Getting Ready for Sunday by the Rev. Paul Klitzke
Wealth is such a contentious topic. Apparently our concern with wealth is deeply engrained in our humanity, as it seems it has been problematic for generation upon generation. Jesus confronts our obsession with money and wealth repeatedly in the Gospels, perhaps these confrontations live on in our hearts as we read the stories still. This abiding concern over wealth seems particularly troublesome when it comes to inheritance. As if the struggles around wealth in society weren’t enough, quarrels over inheritance often split otherwise meaningful relationships at times. It is disheartening to consider how many families have been fragmented over such disagreements.

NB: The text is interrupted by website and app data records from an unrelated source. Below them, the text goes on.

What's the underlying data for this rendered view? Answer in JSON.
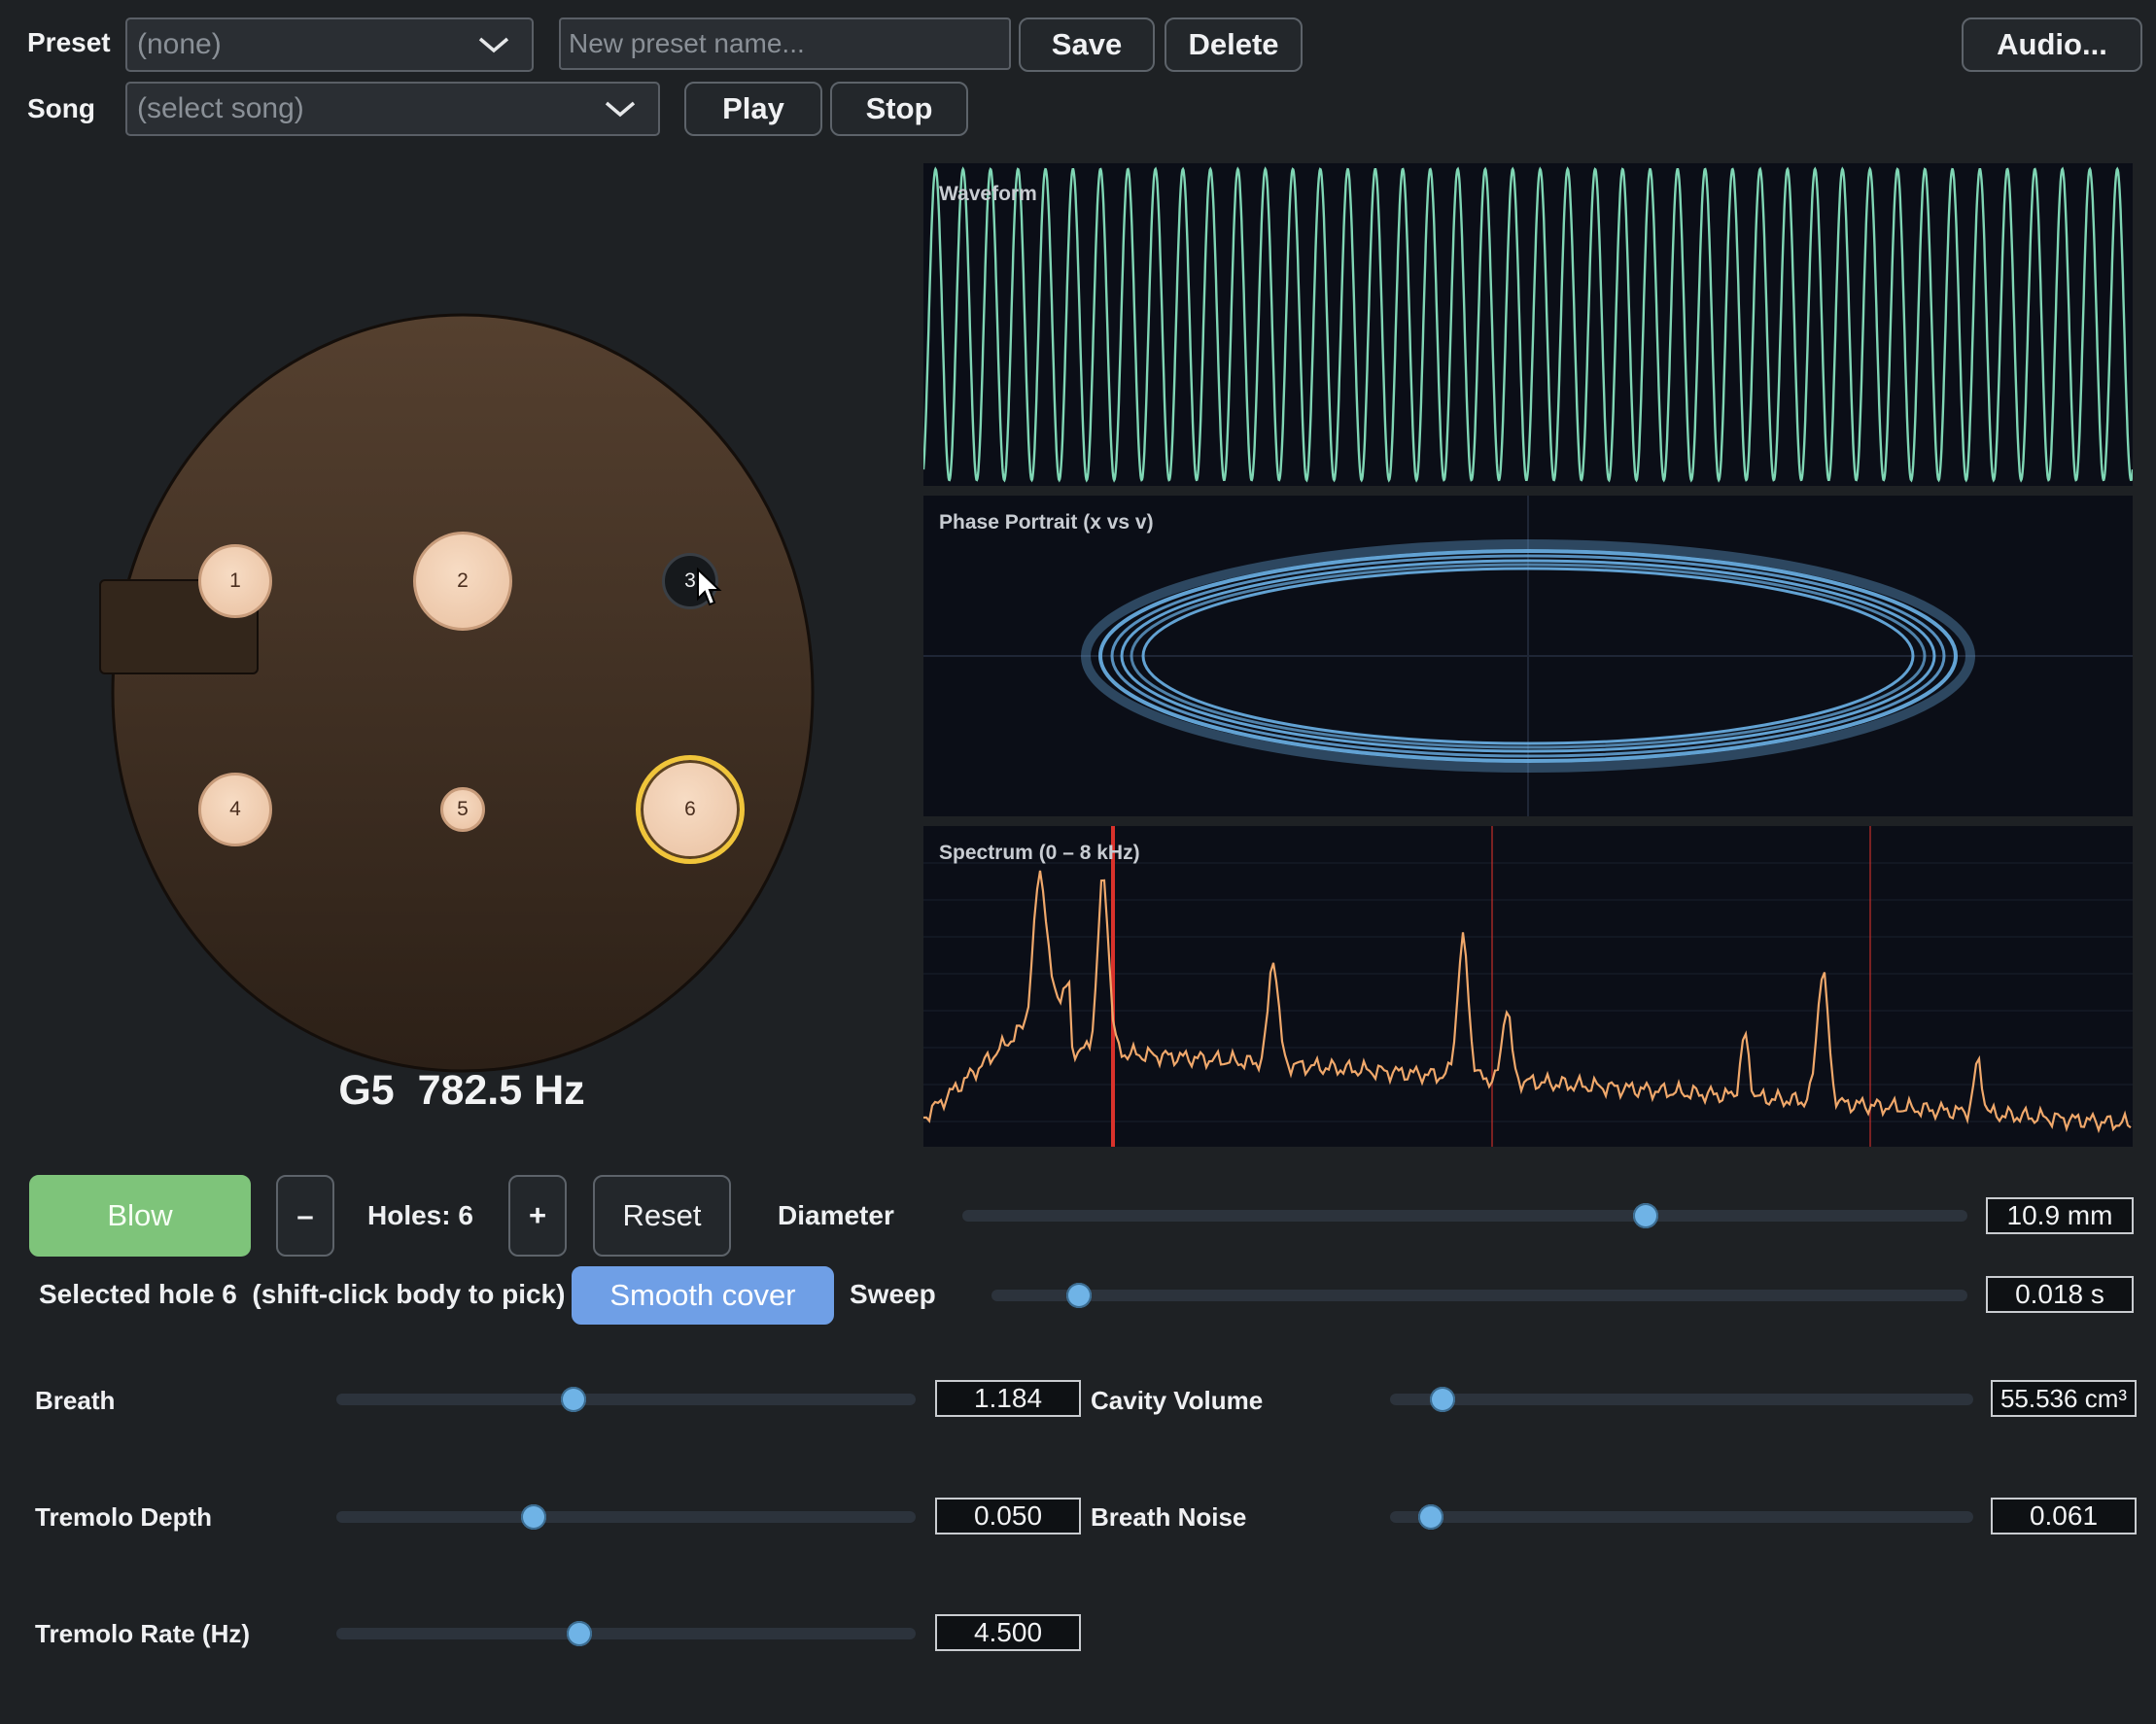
{
  "toolbar": {
    "preset_label": "Preset",
    "preset_value": "(none)",
    "preset_name_placeholder": "New preset name...",
    "save_label": "Save",
    "delete_label": "Delete",
    "audio_label": "Audio...",
    "song_label": "Song",
    "song_value": "(select song)",
    "play_label": "Play",
    "stop_label": "Stop"
  },
  "instrument": {
    "note_readout": "G5  782.5 Hz",
    "holes": [
      {
        "label": "1",
        "covered": false
      },
      {
        "label": "2",
        "covered": false
      },
      {
        "label": "3",
        "covered": true
      },
      {
        "label": "4",
        "covered": false
      },
      {
        "label": "5",
        "covered": false
      },
      {
        "label": "6",
        "covered": false,
        "selected": true
      }
    ]
  },
  "plots": {
    "waveform_title": "Waveform",
    "phase_title": "Phase Portrait  (x vs v)",
    "spectrum_title": "Spectrum  (0 – 8 kHz)"
  },
  "controls": {
    "blow_label": "Blow",
    "minus_label": "–",
    "holes_label": "Holes: 6",
    "plus_label": "+",
    "reset_label": "Reset",
    "diameter_label": "Diameter",
    "diameter_value": "10.9 mm",
    "diameter_level": 0.68,
    "selected_text": "Selected hole 6  (shift-click body to pick)",
    "smooth_cover_label": "Smooth cover",
    "sweep_label": "Sweep",
    "sweep_value": "0.018 s",
    "sweep_level": 0.09
  },
  "params": [
    {
      "label": "Breath",
      "value": "1.184",
      "level": 0.41
    },
    {
      "label": "Tremolo Depth",
      "value": "0.050",
      "level": 0.34
    },
    {
      "label": "Tremolo Rate (Hz)",
      "value": "4.500",
      "level": 0.42
    },
    {
      "label": "Cavity Volume",
      "value": "55.536 cm³",
      "level": 0.09
    },
    {
      "label": "Breath Noise",
      "value": "0.061",
      "level": 0.07
    }
  ],
  "colors": {
    "waveform": "#7fd6b4",
    "phase": "#6cb2e8",
    "spectrum": "#f0a86b",
    "marker": "#d9322b",
    "blow": "#7ec47a",
    "smooth_cover": "#6f9fe6"
  }
}
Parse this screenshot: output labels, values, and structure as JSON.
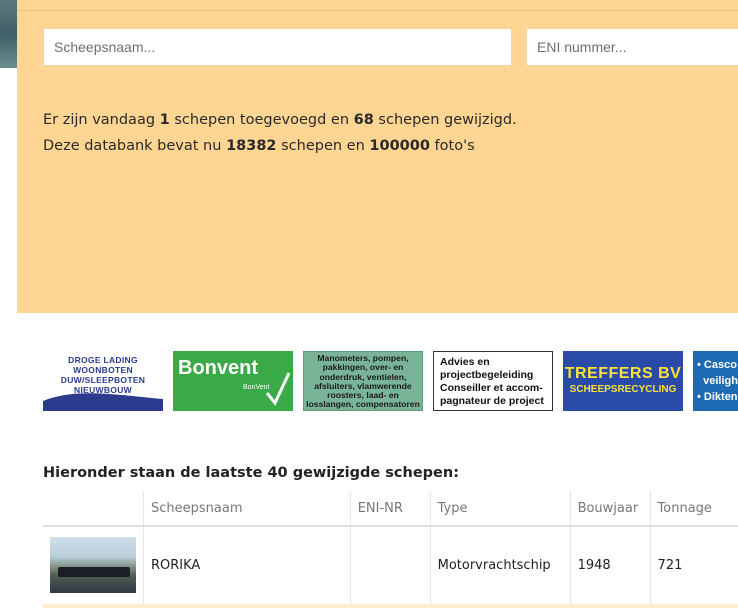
{
  "search": {
    "name_placeholder": "Scheepsnaam...",
    "eni_placeholder": "ENI nummer..."
  },
  "stats": {
    "line1_prefix": "Er zijn vandaag ",
    "added": "1",
    "line1_mid": " schepen toegevoegd en ",
    "changed": "68",
    "line1_suffix": " schepen gewijzigd.",
    "line2_prefix": "Deze databank bevat nu ",
    "ships": "18382",
    "line2_mid": " schepen en ",
    "photos": "100000",
    "line2_suffix": " foto's"
  },
  "banners": {
    "b1": "DROGE LADING\nWOONBOTEN\nDUW/SLEEPBOTEN\nNIEUWBOUW\nTANKERS",
    "b2_title": "Bonvent",
    "b2_sub": "BonVent",
    "b3": "Manometers, pompen, pakkingen, over- en onderdruk, ventielen, afsluiters, vlamwerende roosters, laad- en losslangen, compensatoren",
    "b4": "Advies en projectbegeleiding Conseiller et accom-pagnateur de project",
    "b5_title": "TREFFERS BV",
    "b5_sub": "SCHEEPSRECYCLING",
    "b6": "• Casco\n  veiligh\n• Dikten"
  },
  "list": {
    "heading": "Hieronder staan de laatste 40 gewijzigde schepen:",
    "columns": [
      "",
      "Scheepsnaam",
      "ENI-NR",
      "Type",
      "Bouwjaar",
      "Tonnage"
    ],
    "rows": [
      {
        "name": "RORIKA",
        "eni": "",
        "type": "Motorvrachtschip",
        "year": "1948",
        "tonnage": "721"
      }
    ]
  }
}
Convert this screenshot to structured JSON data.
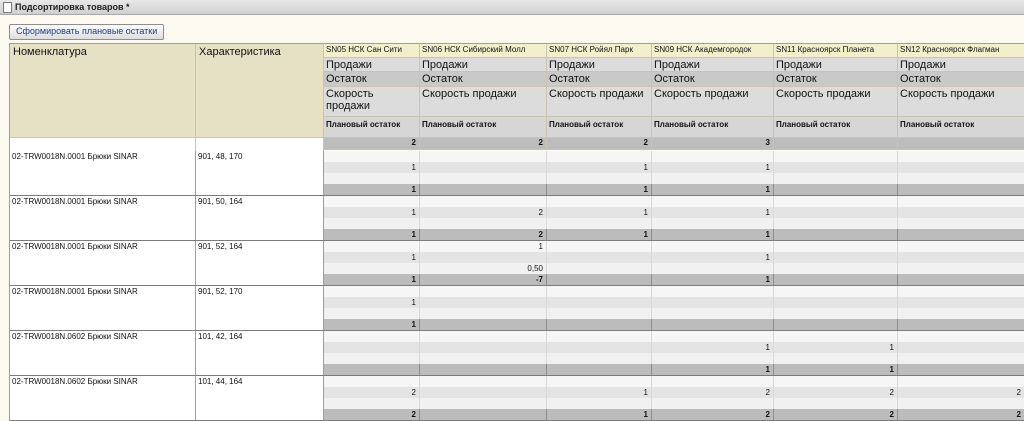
{
  "window": {
    "title": "Подсортировка товаров *"
  },
  "toolbar": {
    "generate_label": "Сформировать плановые остатки"
  },
  "grid": {
    "col_nomenclature": "Номенклатура",
    "col_characteristic": "Характеристика",
    "stores": [
      "SN05 НСК Сан Сити",
      "SN06 НСК Сибирский Молл",
      "SN07 НСК Ройял Парк",
      "SN09 НСК Академгородок",
      "SN11 Красноярск Планета",
      "SN12 Красноярск Флагман"
    ],
    "row_sales": "Продажи",
    "row_stock": "Остаток",
    "row_speed": "Скорость продажи",
    "row_plan": "Плановый остаток",
    "header_plan_values": [
      "2",
      "2",
      "2",
      "3",
      "",
      ""
    ],
    "rows": [
      {
        "nomenclature": "02-TRW0018N.0001 Брюки SINAR",
        "characteristic": "901, 48, 170",
        "sales": [
          "",
          "",
          "",
          "",
          "",
          ""
        ],
        "stock": [
          "1",
          "",
          "1",
          "1",
          "",
          ""
        ],
        "speed": [
          "",
          "",
          "",
          "",
          "",
          ""
        ],
        "plan": [
          "1",
          "",
          "1",
          "1",
          "",
          ""
        ]
      },
      {
        "nomenclature": "02-TRW0018N.0001 Брюки SINAR",
        "characteristic": "901, 50, 164",
        "sales": [
          "",
          "",
          "",
          "",
          "",
          ""
        ],
        "stock": [
          "1",
          "2",
          "1",
          "1",
          "",
          ""
        ],
        "speed": [
          "",
          "",
          "",
          "",
          "",
          ""
        ],
        "plan": [
          "1",
          "2",
          "1",
          "1",
          "",
          ""
        ]
      },
      {
        "nomenclature": "02-TRW0018N.0001 Брюки SINAR",
        "characteristic": "901, 52, 164",
        "sales": [
          "",
          "1",
          "",
          "",
          "",
          ""
        ],
        "stock": [
          "1",
          "",
          "",
          "1",
          "",
          ""
        ],
        "speed": [
          "",
          "0,50",
          "",
          "",
          "",
          ""
        ],
        "plan": [
          "1",
          "-7",
          "",
          "1",
          "",
          ""
        ]
      },
      {
        "nomenclature": "02-TRW0018N.0001 Брюки SINAR",
        "characteristic": "901, 52, 170",
        "sales": [
          "",
          "",
          "",
          "",
          "",
          ""
        ],
        "stock": [
          "1",
          "",
          "",
          "",
          "",
          ""
        ],
        "speed": [
          "",
          "",
          "",
          "",
          "",
          ""
        ],
        "plan": [
          "1",
          "",
          "",
          "",
          "",
          ""
        ]
      },
      {
        "nomenclature": "02-TRW0018N.0602 Брюки SINAR",
        "characteristic": "101, 42, 164",
        "sales": [
          "",
          "",
          "",
          "",
          "",
          ""
        ],
        "stock": [
          "",
          "",
          "",
          "1",
          "1",
          ""
        ],
        "speed": [
          "",
          "",
          "",
          "",
          "",
          ""
        ],
        "plan": [
          "",
          "",
          "",
          "1",
          "1",
          ""
        ]
      },
      {
        "nomenclature": "02-TRW0018N.0602 Брюки SINAR",
        "characteristic": "101, 44, 164",
        "sales": [
          "",
          "",
          "",
          "",
          "",
          ""
        ],
        "stock": [
          "2",
          "",
          "1",
          "2",
          "2",
          "2"
        ],
        "speed": [
          "",
          "",
          "",
          "",
          "",
          ""
        ],
        "plan": [
          "2",
          "",
          "1",
          "2",
          "2",
          "2"
        ]
      }
    ]
  }
}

Scripture offers a great deal of guidance about wealth. The law even delineates specific expectation about inheritance. In theory, this could help us avoid the heartbreak and anguish of sorting out it out from scratch. However, laws are left to interpretation and can be further complicated by practical consideration. By the law, the eldest son would inherit a double portion. That double portion came with certain expectation too, the eldest son now held more responsibility to care for the widow and their siblings.
As Jesus is called upon from the crowd, to enforce, or at least help interpret the law, he further challenges our understanding. As is often the case, Jesus redirects us to God and the purpose of the laws; refusing to be lured into questions and interpretation, Jesus calls the crowd to consider how wealth distracts us from God.
Jesus addresses the man directly, not quibbling over the details of the man’s particular situation, but cautioning us against greed. The parable that follows is a stark reminder of how possessions, no matter how dearly we hold them, are fleeting. It is easy to be deceived and put false hope in wealth, that it may make our lives easier. Indeed, a great many things can be made easier, at least temporarily, by wealth. But the real concern is how one can be rich toward God.
Jesus offers clear direction as to how to be rich toward God throughout the Gospel. Follow him. Love God. Love your neighbor. Be known by love. May we know the power of love to be greater than that of wealth. May we witness to the everlasting nature of love, over and against the wealth of the world that often fades away. May the Spirit of God unite us in the love of God, that we may be known to be rich in love and rich toward God.
The Rev. Paul Klitzke is rector of Church of the Ascension in Dallas